The lock is released as soon as the data reading is finished.
I can say the most innocent lock variety. Usually, nobody even feels that this lock is put down.
In “pessimistic concurrency control”, Shared Lock allows a record to be selected by more than one concurrent session.
You may want to read the article “Optimistic and Pessimistic Concurrency Control“.
|Update (U) Locks||It is a kind of lock that is put in place to prevent the deadlock problem.
At the same time, “Update Lock” can be placed in the same resource only by one transaction.
Transaction will update the Update Lock to Exclusive Lock when updating.
|Exclusive (X) Locks||It is the type of lock that completely locks.
When this lock is set, no other transaction can change that resource.
Only select clauses that use the WITH (NOLOCK) hint can access this resource.
WITH (NOLOCK) is a hint that is placed at the end of select statements and allows the select’s isolation level to behave like READ UNCOMMITTED.
You can learn about the Isolation Levels from the links I shared at the beginning of the article.
|Intent Locks||We have already told you that if a lock exists in one resource and another transaction wants to lock it, but the lock type of the first transaction that puts the lock is not compatible with the lock type of the second transaction, then the second transaction must wait for the first lock to finish.
But while waiting, he puts an intent lock on the source.

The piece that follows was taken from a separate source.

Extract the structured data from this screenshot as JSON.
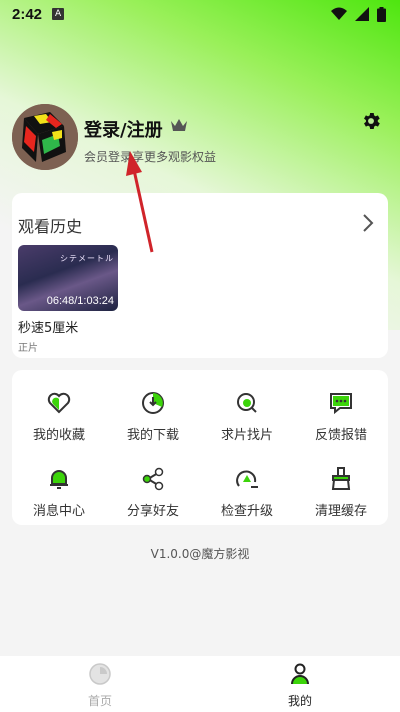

So it owns the next lock.
And it prevents other transactions from locking the resource.
There are several types of Intent Lock:
Intent Shared (IS): It is the type of lock that indicates that you are reading some of the source that is currently in the locked state. When the lock is over, it puts the Shared Lock on the source and reads the data it needs. It does not remove Intent Shared Lock when it puts Shared Lock. When the job is finished, two locks will be removed.
Intent Exclusive (IX): It is the type of lock that indicates that you are going to change some of the source that is currently in the locked state. When the lock is over, it puts the Exclusive Lock on the source and change the data it needs.It does not remove Intent Exclusive Lock when it puts Exclusive Lock. When the job is finished, two locks will be removed.
Shared With Intent Exlusive (SIX): It is the type of lock that indicates that the source that is currently in the locked state will read the entirety and change some of it.
|Schema||The lock type is set when there is an operation on the schema.|
|Bulk Update (BU)||BU is the lock type that is set when bulk copying is done with tablock hint.|
|Key-range||When serializable transaction isolation level is used, the lock type that locks the range of rows that a select fetches when a query selects.|
You can see the locks on the database with the command below. In Request Status, it writes GRANT or WAIT.
If the GRANT is written, then the transaction has the lock. If WAIT is written, it means waiting to put the lock.
SELECT OBJECT_NAME(p.OBJECT_ID) AS TableName,
FROM sys.dm_tran_locks l
JOIN sys.partitions p ON l.resource_associated_entity_id = p.hobt_id
WHERE l.resource_database_id = DB_ID()